Page 30

and New Zealand in 1948. During his brief stay at Carrick Hill in February, 1949, Sir Kenneth Clark (1903-83), Director of the National Gallery, London, decided he would rehang their painting collection after dinner.15 Other luminaries to grace the residence included the actor and director Sir Anthony Quayle, CBE (1913-89), South Australia’s own Dame Judith Anderson, AC (1897-1992) and Sir Robert Helpmann, CBE (190986), as well as the actor John McCallum, AO, CBE (1918-2010) with his British wife Georgette “Googie” Withers, CBE, AO (1917-2011). In Australia, many of the Haywards’ circle of artistic friends, including the publisher Sydney Ure Smith, OBE (1887-1949), artist and designer Adrian Feint (1894-1971), sculptor John Dowie, AM (1915-2008), and Charles William Bush (1919-89) were more regular visitors. Nonetheless, the couple’s social obligations in Adelaide often left Ursula Hayward feeling stifled, as she wrote to Nora Heyson, “Adelaide never leaves you anything to yourself and it has somehow made me go to the other extreme – Bill says it makes me seem indifferent which is never the case with people I am fond of ”.16 Born and educated in Adelaide, as a teenager the painter Jeffrey Smart, AO (1921-2013) watched Carrick Hill being built, and later became a close friend of Ursula Hayward.17 He noted that the couple embraced the unconventional and preferred the company of artists, writers, and musicians. It was Smart’s contention that the Haywards owned, “the best private art collection in Australia: two Rouaults, a Goya, Vuillard, Renoir and Gauguins, as well as a lot of Augustus John, Stanley Spencer and various Australian painters”.18 The Haywards’ collection of Australian art is in many ways more intimate and representative of their local ties, “rather than reflect a modern world and a second life overseas, as the French and British works do, the Australian collection instead has its roots in those friendships”.19 Works by Horace Trenerry (1899-1958), Jacqueline Hick (1919-2004), and Kathleen Sauerbier (1903-91) demonstrate the Hayward’s steadfast support of South Australian artists, both at home and abroad.20 They also acquired works from other important national figures such as Sir Russell Drysdale, AC (1912-81), Emanuel Phillips Fox (1865-1915), William Beckwith McInnes (1889-1939), and (Harold) John Baily (1927-2015). The Haywards’ owned three works by Sir Arthur Ernest Streeton (1867-1943) that still hang at Carrick Hill, including The Blue Mountains (c.1920s) and The Australian Alps (nd). Streeton was a leading member of the so-called Heidelberg School of Australian artists, a term coined by the American critic Sidney Dickinson in 1891. More recently ‘Australian Impressionism’ has been used to describe this local manifestation of the International Impressionism movement.21 One of the works in the Carrick Hill collection with a Barr Smith provenance, Streeton’s Venice, Bride Of The Sea (1908), was probably gifted to or inherited by Ursula Hayward.22 This sparkling and evocative painting was produced during a period of great personal fulfilment for the artist. After successful exhibitions in Sydney and Melbourne in 1907, he was finally in a position to marry the Canadian violinist Esther Leonora Clench (1876-1938). They met in London in 1899 while both were trying to establish themselves, and she had encouraged the despondent NEXT SPREAD: Sir Arthur Ernest Streeton, Venice, Bride of the Sea (1908), oil on canvas, 54.1 x 92.1 cm. (Collection of the Carrick Hill Trust, Adelaide, Hayward Bequest.)

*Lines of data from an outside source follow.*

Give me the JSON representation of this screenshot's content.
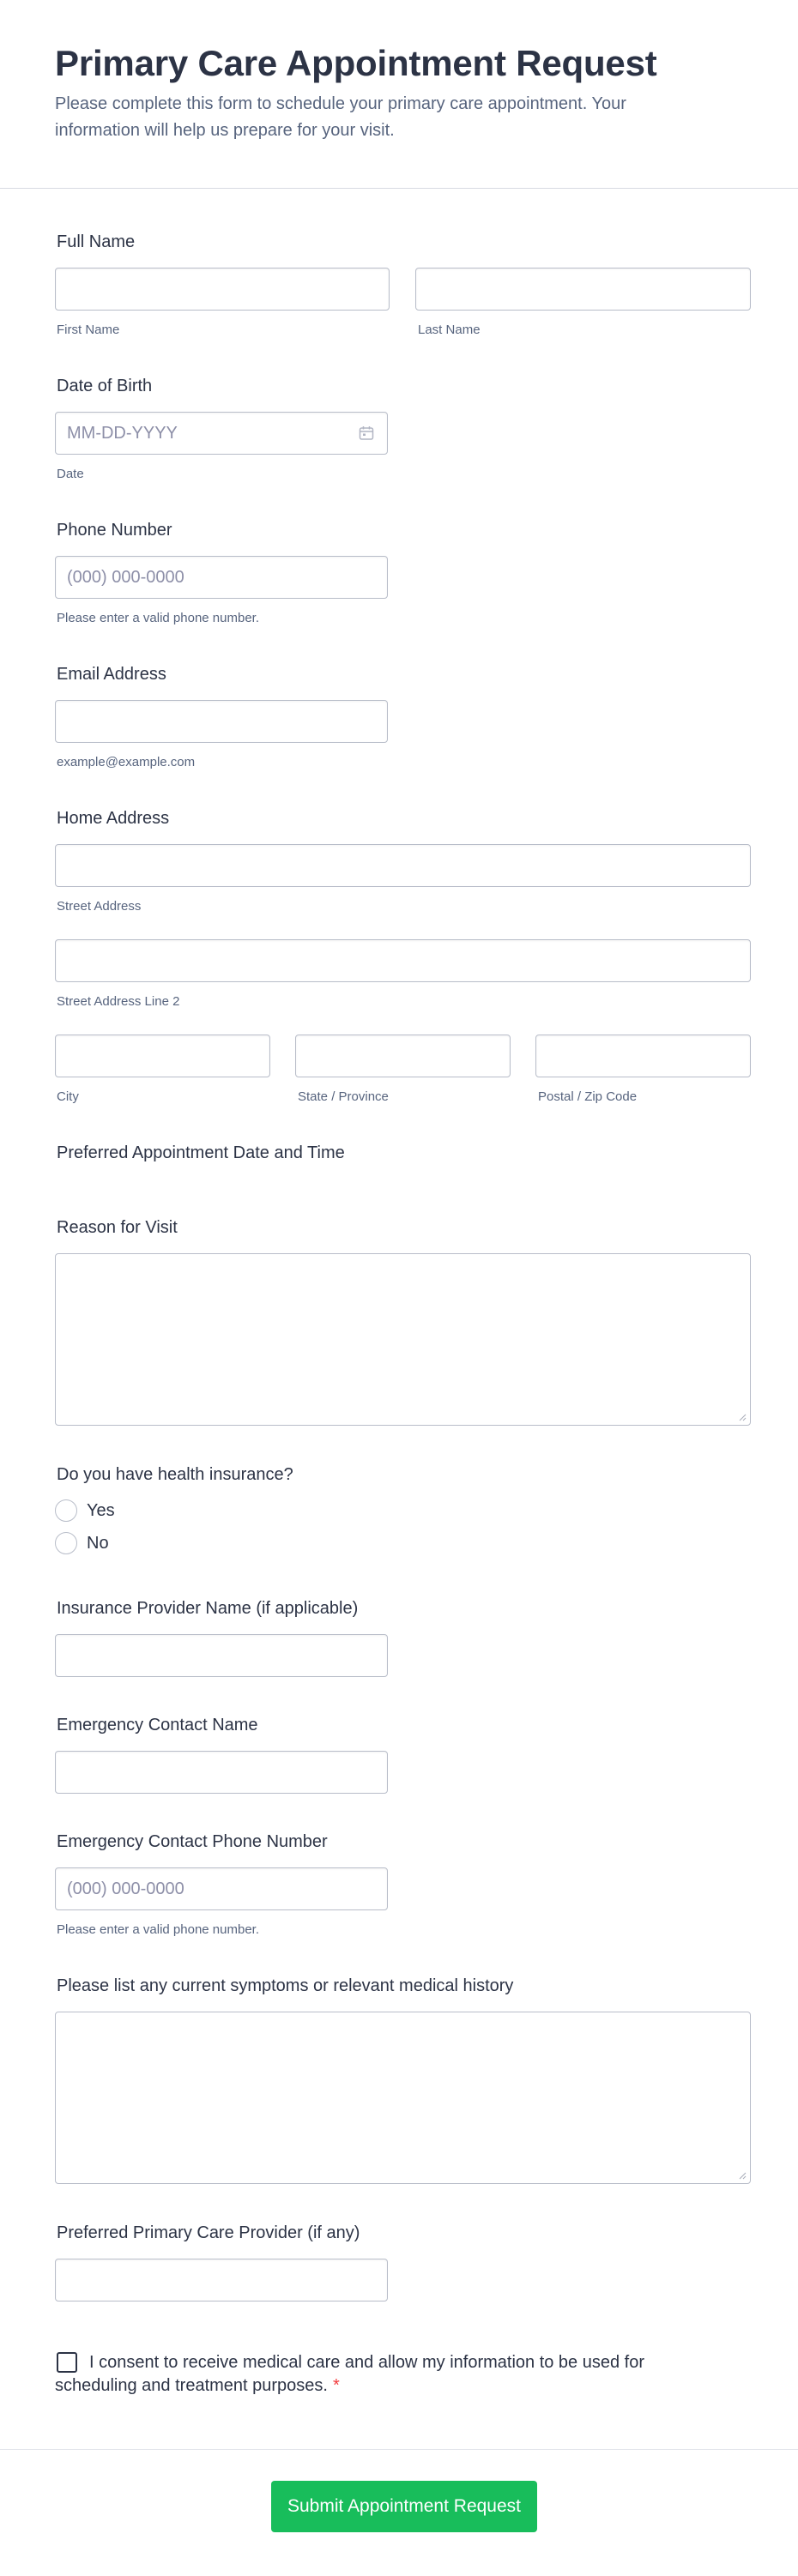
{
  "header": {
    "title": "Primary Care Appointment Request",
    "subtitle": "Please complete this form to schedule your primary care appointment. Your information will help us prepare for your visit."
  },
  "full_name": {
    "label": "Full Name",
    "first_sublabel": "First Name",
    "last_sublabel": "Last Name"
  },
  "dob": {
    "label": "Date of Birth",
    "placeholder": "MM-DD-YYYY",
    "sublabel": "Date",
    "icon": "calendar-icon"
  },
  "phone": {
    "label": "Phone Number",
    "placeholder": "(000) 000-0000",
    "sublabel": "Please enter a valid phone number."
  },
  "email": {
    "label": "Email Address",
    "sublabel": "example@example.com"
  },
  "address": {
    "label": "Home Address",
    "street": "Street Address",
    "street2": "Street Address Line 2",
    "city": "City",
    "state": "State / Province",
    "zip": "Postal / Zip Code"
  },
  "appointment": {
    "label": "Preferred Appointment Date and Time"
  },
  "reason": {
    "label": "Reason for Visit"
  },
  "insurance": {
    "label": "Do you have health insurance?",
    "options": [
      "Yes",
      "No"
    ]
  },
  "insurance_provider": {
    "label": "Insurance Provider Name (if applicable)"
  },
  "emergency_name": {
    "label": "Emergency Contact Name"
  },
  "emergency_phone": {
    "label": "Emergency Contact Phone Number",
    "placeholder": "(000) 000-0000",
    "sublabel": "Please enter a valid phone number."
  },
  "symptoms": {
    "label": "Please list any current symptoms or relevant medical history"
  },
  "provider": {
    "label": "Preferred Primary Care Provider (if any)"
  },
  "consent": {
    "text": "I consent to receive medical care and allow my information to be used for scheduling and treatment purposes.",
    "required_mark": "*"
  },
  "submit": {
    "label": "Submit Appointment Request",
    "color": "#18bd5b"
  }
}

BIG Trouble Dec17-Jan18  

BIG Trouble December 2017 - January 2018 FEATURES: EXCLUSIVE FOR A LIMITED TIME - ‘The Archer (after Chuang Tzu)’ by Shaun Gladwell, ‘Play O...

BIG Trouble Dec17-Jan18  

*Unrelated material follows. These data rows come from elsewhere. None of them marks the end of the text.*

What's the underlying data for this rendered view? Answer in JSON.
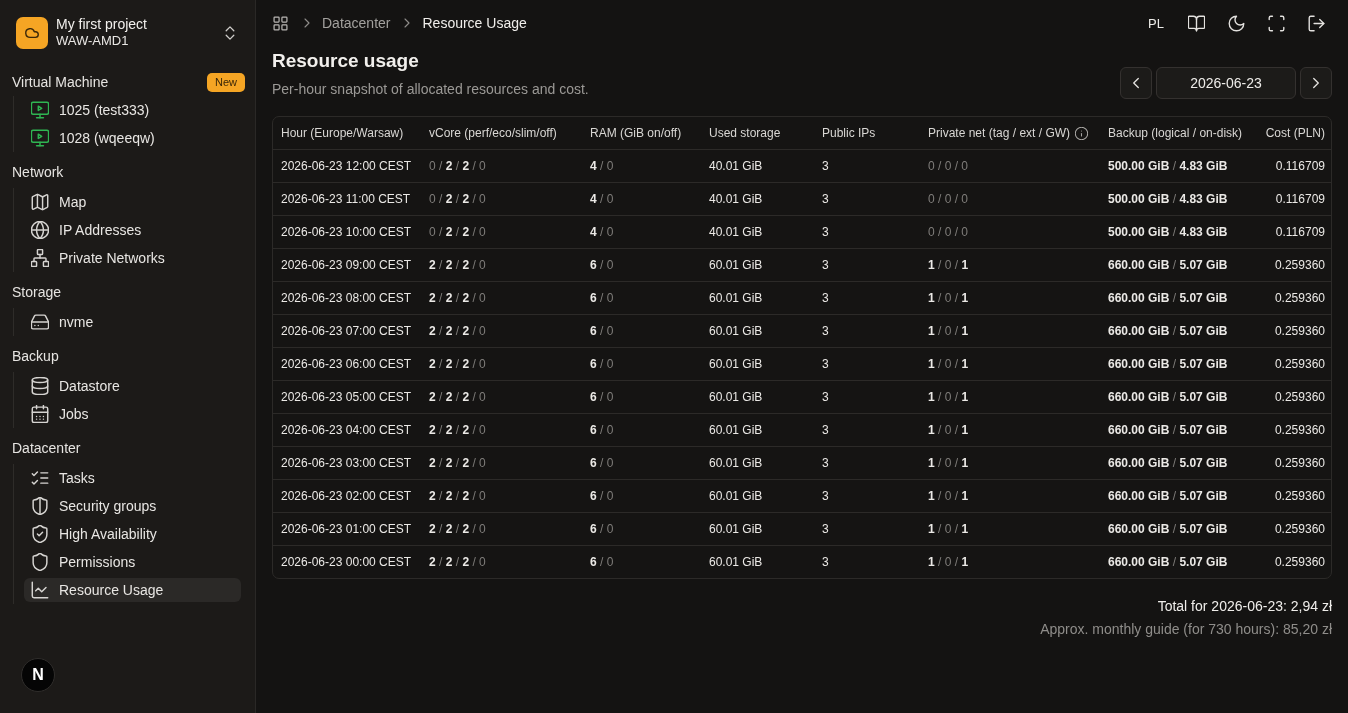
{
  "sidebar": {
    "project": {
      "name": "My first project",
      "region": "WAW-AMD1"
    },
    "sections": [
      {
        "title": "Virtual Machine",
        "badge": "New",
        "items": [
          {
            "label": "1025 (test333)",
            "selected": false
          },
          {
            "label": "1028 (wqeeqw)",
            "selected": false
          }
        ]
      },
      {
        "title": "Network",
        "items": [
          {
            "label": "Map",
            "selected": false
          },
          {
            "label": "IP Addresses",
            "selected": false
          },
          {
            "label": "Private Networks",
            "selected": false
          }
        ]
      },
      {
        "title": "Storage",
        "items": [
          {
            "label": "nvme",
            "selected": false
          }
        ]
      },
      {
        "title": "Backup",
        "items": [
          {
            "label": "Datastore",
            "selected": false
          },
          {
            "label": "Jobs",
            "selected": false
          }
        ]
      },
      {
        "title": "Datacenter",
        "items": [
          {
            "label": "Tasks",
            "selected": false
          },
          {
            "label": "Security groups",
            "selected": false
          },
          {
            "label": "High Availability",
            "selected": false
          },
          {
            "label": "Permissions",
            "selected": false
          },
          {
            "label": "Resource Usage",
            "selected": true
          }
        ]
      }
    ],
    "dev_indicator": "N"
  },
  "topbar": {
    "breadcrumb": [
      {
        "label": "Datacenter",
        "current": false
      },
      {
        "label": "Resource Usage",
        "current": true
      }
    ],
    "language": "PL"
  },
  "page": {
    "title": "Resource usage",
    "subtitle": "Per-hour snapshot of allocated resources and cost.",
    "date": "2026-06-23"
  },
  "table": {
    "columns": [
      {
        "label": "Hour (Europe/Warsaw)",
        "info": false
      },
      {
        "label": "vCore (perf/eco/slim/off)",
        "info": false
      },
      {
        "label": "RAM (GiB on/off)",
        "info": false
      },
      {
        "label": "Used storage",
        "info": false
      },
      {
        "label": "Public IPs",
        "info": false
      },
      {
        "label": "Private net (tag / ext / GW)",
        "info": true
      },
      {
        "label": "Backup (logical / on-disk)",
        "info": false
      },
      {
        "label": "Cost (PLN)",
        "info": false
      }
    ],
    "rows": [
      [
        "2026-06-23 12:00 CEST",
        "0 / **2** / **2** / 0",
        "**4** / 0",
        "40.01 GiB",
        "3",
        "0 / 0 / 0",
        "**500.00 GiB** / **4.83 GiB**",
        "0.116709"
      ],
      [
        "2026-06-23 11:00 CEST",
        "0 / **2** / **2** / 0",
        "**4** / 0",
        "40.01 GiB",
        "3",
        "0 / 0 / 0",
        "**500.00 GiB** / **4.83 GiB**",
        "0.116709"
      ],
      [
        "2026-06-23 10:00 CEST",
        "0 / **2** / **2** / 0",
        "**4** / 0",
        "40.01 GiB",
        "3",
        "0 / 0 / 0",
        "**500.00 GiB** / **4.83 GiB**",
        "0.116709"
      ],
      [
        "2026-06-23 09:00 CEST",
        "**2** / **2** / **2** / 0",
        "**6** / 0",
        "60.01 GiB",
        "3",
        "**1** / 0 / **1**",
        "**660.00 GiB** / **5.07 GiB**",
        "0.259360"
      ],
      [
        "2026-06-23 08:00 CEST",
        "**2** / **2** / **2** / 0",
        "**6** / 0",
        "60.01 GiB",
        "3",
        "**1** / 0 / **1**",
        "**660.00 GiB** / **5.07 GiB**",
        "0.259360"
      ],
      [
        "2026-06-23 07:00 CEST",
        "**2** / **2** / **2** / 0",
        "**6** / 0",
        "60.01 GiB",
        "3",
        "**1** / 0 / **1**",
        "**660.00 GiB** / **5.07 GiB**",
        "0.259360"
      ],
      [
        "2026-06-23 06:00 CEST",
        "**2** / **2** / **2** / 0",
        "**6** / 0",
        "60.01 GiB",
        "3",
        "**1** / 0 / **1**",
        "**660.00 GiB** / **5.07 GiB**",
        "0.259360"
      ],
      [
        "2026-06-23 05:00 CEST",
        "**2** / **2** / **2** / 0",
        "**6** / 0",
        "60.01 GiB",
        "3",
        "**1** / 0 / **1**",
        "**660.00 GiB** / **5.07 GiB**",
        "0.259360"
      ],
      [
        "2026-06-23 04:00 CEST",
        "**2** / **2** / **2** / 0",
        "**6** / 0",
        "60.01 GiB",
        "3",
        "**1** / 0 / **1**",
        "**660.00 GiB** / **5.07 GiB**",
        "0.259360"
      ],
      [
        "2026-06-23 03:00 CEST",
        "**2** / **2** / **2** / 0",
        "**6** / 0",
        "60.01 GiB",
        "3",
        "**1** / 0 / **1**",
        "**660.00 GiB** / **5.07 GiB**",
        "0.259360"
      ],
      [
        "2026-06-23 02:00 CEST",
        "**2** / **2** / **2** / 0",
        "**6** / 0",
        "60.01 GiB",
        "3",
        "**1** / 0 / **1**",
        "**660.00 GiB** / **5.07 GiB**",
        "0.259360"
      ],
      [
        "2026-06-23 01:00 CEST",
        "**2** / **2** / **2** / 0",
        "**6** / 0",
        "60.01 GiB",
        "3",
        "**1** / 0 / **1**",
        "**660.00 GiB** / **5.07 GiB**",
        "0.259360"
      ],
      [
        "2026-06-23 00:00 CEST",
        "**2** / **2** / **2** / 0",
        "**6** / 0",
        "60.01 GiB",
        "3",
        "**1** / 0 / **1**",
        "**660.00 GiB** / **5.07 GiB**",
        "0.259360"
      ]
    ]
  },
  "summary": {
    "total": "Total for 2026-06-23: 2,94 zł",
    "monthly_guide": "Approx. monthly guide (for 730 hours): 85,20 zł"
  }
}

BIG Trouble December 2017 - January 2018 FEATURES: EXCLUSIVE FOR A LIMITED TIME - ‘The Archer (after Chuang Tzu)’ by Shaun Gladwell, ‘Play O...

Advertisement